The Gross Enrolment Rate at the Second Cycle Institutions was above 100% for all the three years of review, the GER increased from 135.7% in 2003/04 to 151.4% in 2004/05. However, the GER decreased by 24.0% in 2005/06.  


Male Gross Enrolment has been very encouraging in the District, as at 2003/04 it was 173.5% and increased by 1.9% in 2004/05. The MGER however, decreased to 149.9% in 2005/06. Female Gross Enrolment Rate (FGER) was 97.1% in 2003/04; it then increased by 29.5% to 126.6% in 2004/05 academic year but dropped to 104.2% in 2005/06.


Gender Parity Index

Gender Parity Index for 2003/04 was 0.56 but increased to 0.72 in 2004/05 school year, it then dropped to 0.69 in 2005/06.


Gross Admission Rate

There was a rise in the GAR by 8.1% from 131.2% in 2003/04 to 139.3% in 2004/05 academic years, it then dropped to 139.0% in 2005/06. MGAR has showed a decrease over the years. At 168.9% in 2003/04, it saw a fall of 4.1% in 2004/05; it further went down to 102.3% in 2005/06. The FGAR increased appreciably by 20.3% to 113.7% between 2003/04 and 2004/04 academic years but then dropped to 120.6% in 2005/06.


Changes Observed (Technical, Vocation, Education and Training)

Gross Enrolment Rate

This was relatively low between 2003/04 and 20005/06 in Technical and Vocational Institutions.

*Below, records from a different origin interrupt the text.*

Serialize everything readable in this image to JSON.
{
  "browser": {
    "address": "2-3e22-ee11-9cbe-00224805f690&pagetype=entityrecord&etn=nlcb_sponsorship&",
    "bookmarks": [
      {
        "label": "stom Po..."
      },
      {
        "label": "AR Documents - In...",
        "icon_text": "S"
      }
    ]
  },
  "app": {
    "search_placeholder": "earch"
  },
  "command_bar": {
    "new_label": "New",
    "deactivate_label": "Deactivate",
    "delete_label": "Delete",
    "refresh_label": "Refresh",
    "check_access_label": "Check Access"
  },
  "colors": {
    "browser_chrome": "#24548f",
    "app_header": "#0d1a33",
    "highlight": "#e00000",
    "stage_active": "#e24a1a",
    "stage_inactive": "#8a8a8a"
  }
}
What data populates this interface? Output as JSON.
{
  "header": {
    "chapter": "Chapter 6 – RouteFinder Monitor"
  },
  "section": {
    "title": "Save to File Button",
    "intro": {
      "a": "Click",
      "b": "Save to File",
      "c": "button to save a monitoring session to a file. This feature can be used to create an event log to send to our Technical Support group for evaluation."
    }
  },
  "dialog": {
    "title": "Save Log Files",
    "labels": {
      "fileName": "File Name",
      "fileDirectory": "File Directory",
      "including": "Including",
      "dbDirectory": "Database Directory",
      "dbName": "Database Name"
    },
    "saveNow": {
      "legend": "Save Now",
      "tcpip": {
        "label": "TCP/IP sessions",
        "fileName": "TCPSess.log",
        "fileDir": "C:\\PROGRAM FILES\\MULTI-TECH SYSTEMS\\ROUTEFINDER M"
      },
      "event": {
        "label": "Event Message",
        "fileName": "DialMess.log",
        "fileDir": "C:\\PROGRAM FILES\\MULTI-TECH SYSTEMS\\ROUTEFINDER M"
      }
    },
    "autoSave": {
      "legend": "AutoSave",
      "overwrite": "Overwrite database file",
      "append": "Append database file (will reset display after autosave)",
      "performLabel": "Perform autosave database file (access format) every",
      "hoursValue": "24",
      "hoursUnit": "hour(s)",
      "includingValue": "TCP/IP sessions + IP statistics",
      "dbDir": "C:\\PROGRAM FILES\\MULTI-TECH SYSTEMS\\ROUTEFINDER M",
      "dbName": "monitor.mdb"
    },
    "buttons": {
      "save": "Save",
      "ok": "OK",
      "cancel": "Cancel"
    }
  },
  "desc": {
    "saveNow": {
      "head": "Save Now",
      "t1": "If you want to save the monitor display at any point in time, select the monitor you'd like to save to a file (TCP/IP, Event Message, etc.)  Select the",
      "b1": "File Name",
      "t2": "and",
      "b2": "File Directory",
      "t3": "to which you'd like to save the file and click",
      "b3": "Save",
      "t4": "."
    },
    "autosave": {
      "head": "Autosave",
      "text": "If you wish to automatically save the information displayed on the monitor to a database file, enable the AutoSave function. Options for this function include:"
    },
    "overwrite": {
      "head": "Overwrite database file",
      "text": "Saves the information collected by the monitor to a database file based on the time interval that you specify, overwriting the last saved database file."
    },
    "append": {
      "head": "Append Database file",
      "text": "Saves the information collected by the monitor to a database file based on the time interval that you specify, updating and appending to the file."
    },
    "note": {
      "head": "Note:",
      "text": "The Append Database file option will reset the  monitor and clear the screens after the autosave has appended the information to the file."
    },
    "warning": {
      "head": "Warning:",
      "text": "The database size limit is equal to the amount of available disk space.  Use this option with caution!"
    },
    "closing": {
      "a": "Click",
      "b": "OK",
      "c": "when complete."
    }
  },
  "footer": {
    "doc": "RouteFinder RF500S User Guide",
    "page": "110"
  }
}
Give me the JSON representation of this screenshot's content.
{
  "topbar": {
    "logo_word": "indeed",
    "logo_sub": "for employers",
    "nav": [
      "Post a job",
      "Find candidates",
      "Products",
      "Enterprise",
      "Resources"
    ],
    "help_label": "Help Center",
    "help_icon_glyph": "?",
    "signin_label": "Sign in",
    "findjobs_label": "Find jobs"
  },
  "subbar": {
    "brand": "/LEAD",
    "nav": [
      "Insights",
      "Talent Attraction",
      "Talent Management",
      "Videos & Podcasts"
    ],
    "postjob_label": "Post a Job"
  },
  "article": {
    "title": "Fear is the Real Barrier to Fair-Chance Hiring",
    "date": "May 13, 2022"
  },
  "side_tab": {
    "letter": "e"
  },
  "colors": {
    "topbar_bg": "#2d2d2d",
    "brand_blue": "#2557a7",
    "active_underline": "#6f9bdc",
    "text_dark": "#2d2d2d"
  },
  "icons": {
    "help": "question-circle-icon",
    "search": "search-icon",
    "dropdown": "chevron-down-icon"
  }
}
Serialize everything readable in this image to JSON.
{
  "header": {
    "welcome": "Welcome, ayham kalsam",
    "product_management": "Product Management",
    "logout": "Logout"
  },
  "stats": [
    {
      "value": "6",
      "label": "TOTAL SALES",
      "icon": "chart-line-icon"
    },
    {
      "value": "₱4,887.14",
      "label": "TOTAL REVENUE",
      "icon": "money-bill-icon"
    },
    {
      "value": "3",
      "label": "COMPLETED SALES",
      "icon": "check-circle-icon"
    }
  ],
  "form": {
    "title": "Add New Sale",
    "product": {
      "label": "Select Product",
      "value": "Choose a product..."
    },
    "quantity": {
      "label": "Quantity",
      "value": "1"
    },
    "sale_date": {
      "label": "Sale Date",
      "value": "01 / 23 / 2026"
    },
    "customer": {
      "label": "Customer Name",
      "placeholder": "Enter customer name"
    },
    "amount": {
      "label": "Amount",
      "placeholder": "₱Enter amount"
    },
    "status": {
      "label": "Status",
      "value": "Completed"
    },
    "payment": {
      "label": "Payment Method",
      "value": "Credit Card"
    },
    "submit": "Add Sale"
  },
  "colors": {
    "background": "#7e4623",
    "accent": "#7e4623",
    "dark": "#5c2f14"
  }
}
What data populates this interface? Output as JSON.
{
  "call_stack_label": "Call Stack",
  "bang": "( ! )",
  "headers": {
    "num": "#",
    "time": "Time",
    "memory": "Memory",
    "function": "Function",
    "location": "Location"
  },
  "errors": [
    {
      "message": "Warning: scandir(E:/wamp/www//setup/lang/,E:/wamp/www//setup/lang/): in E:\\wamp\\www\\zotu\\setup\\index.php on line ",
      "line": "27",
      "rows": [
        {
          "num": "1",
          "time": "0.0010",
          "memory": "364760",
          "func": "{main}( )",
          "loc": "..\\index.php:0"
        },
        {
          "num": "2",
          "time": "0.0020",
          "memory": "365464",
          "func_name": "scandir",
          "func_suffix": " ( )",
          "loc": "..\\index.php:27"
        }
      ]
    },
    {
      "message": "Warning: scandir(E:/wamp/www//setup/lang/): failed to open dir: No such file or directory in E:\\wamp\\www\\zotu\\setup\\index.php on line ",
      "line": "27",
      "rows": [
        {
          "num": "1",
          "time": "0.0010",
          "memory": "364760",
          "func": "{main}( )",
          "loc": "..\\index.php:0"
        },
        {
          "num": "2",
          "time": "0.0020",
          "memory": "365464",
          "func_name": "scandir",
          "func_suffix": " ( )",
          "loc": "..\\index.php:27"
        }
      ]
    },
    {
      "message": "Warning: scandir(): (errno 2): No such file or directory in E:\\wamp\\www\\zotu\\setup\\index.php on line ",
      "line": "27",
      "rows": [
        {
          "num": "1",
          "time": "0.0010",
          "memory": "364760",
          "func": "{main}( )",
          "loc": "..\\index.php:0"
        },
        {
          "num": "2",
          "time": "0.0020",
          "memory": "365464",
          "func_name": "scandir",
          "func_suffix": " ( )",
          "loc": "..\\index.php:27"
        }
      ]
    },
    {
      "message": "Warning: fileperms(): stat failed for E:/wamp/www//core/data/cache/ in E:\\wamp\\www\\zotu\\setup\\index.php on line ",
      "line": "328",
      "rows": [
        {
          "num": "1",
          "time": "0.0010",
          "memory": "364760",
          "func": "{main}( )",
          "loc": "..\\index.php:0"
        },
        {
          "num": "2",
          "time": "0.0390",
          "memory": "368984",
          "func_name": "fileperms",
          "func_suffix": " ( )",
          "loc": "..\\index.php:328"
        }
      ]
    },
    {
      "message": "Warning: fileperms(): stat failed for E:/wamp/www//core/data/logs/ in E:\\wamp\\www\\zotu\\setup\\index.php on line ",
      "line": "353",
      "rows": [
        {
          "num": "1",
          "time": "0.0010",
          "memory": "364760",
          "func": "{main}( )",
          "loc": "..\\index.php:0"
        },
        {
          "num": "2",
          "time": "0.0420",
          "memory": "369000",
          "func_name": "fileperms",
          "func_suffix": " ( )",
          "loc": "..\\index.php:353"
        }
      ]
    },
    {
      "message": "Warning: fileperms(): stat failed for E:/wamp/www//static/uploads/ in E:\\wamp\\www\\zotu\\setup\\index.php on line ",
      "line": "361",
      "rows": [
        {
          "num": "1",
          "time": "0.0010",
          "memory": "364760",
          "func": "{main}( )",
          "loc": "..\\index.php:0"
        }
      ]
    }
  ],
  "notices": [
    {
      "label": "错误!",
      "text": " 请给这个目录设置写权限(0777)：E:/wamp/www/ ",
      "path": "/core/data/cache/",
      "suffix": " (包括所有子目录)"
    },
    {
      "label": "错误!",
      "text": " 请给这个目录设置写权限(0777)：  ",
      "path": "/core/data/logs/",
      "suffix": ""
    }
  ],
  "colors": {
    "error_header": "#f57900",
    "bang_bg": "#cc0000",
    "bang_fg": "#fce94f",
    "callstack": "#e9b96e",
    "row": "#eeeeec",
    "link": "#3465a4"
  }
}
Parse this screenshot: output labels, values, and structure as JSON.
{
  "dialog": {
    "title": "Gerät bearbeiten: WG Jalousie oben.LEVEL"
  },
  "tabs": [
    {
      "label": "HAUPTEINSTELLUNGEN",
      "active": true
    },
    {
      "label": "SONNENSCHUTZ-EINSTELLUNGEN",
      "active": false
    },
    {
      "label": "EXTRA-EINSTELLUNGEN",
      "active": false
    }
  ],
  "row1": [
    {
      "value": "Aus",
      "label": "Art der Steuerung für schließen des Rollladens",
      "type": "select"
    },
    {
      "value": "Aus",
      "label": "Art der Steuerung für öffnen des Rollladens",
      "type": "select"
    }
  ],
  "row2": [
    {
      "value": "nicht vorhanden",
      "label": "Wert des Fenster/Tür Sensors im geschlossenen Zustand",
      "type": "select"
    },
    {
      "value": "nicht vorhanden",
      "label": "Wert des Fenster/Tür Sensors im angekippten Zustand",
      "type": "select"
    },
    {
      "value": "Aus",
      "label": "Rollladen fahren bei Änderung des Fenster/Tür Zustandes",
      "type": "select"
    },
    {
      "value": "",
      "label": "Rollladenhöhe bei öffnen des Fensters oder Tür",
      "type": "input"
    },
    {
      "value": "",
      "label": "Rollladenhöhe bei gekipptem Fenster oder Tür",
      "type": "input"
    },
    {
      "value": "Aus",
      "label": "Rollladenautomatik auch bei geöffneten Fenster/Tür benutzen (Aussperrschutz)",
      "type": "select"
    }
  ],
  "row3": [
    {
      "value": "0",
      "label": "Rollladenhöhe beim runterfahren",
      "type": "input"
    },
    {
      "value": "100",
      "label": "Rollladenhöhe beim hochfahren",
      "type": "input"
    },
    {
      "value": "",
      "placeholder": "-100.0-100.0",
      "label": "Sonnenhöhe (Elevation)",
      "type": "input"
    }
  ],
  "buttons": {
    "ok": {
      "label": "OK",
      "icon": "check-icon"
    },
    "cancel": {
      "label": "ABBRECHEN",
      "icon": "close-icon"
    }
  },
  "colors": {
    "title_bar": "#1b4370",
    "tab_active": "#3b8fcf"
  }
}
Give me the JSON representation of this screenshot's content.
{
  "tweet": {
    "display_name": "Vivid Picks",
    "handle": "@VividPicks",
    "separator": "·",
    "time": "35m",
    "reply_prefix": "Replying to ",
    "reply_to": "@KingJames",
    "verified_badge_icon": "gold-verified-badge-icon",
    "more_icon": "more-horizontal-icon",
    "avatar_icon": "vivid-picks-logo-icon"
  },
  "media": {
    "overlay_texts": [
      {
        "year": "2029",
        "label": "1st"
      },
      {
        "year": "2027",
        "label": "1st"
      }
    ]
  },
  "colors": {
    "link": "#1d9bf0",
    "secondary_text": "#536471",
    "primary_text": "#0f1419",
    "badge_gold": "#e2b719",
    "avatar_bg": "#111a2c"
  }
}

The rate as at 2003/04 was 27.2%, it then increased to 24.7% in 2004/05 and dropped to 20.0% in 2005/06.


Date Created : 11/16/2017 4:50:08 AM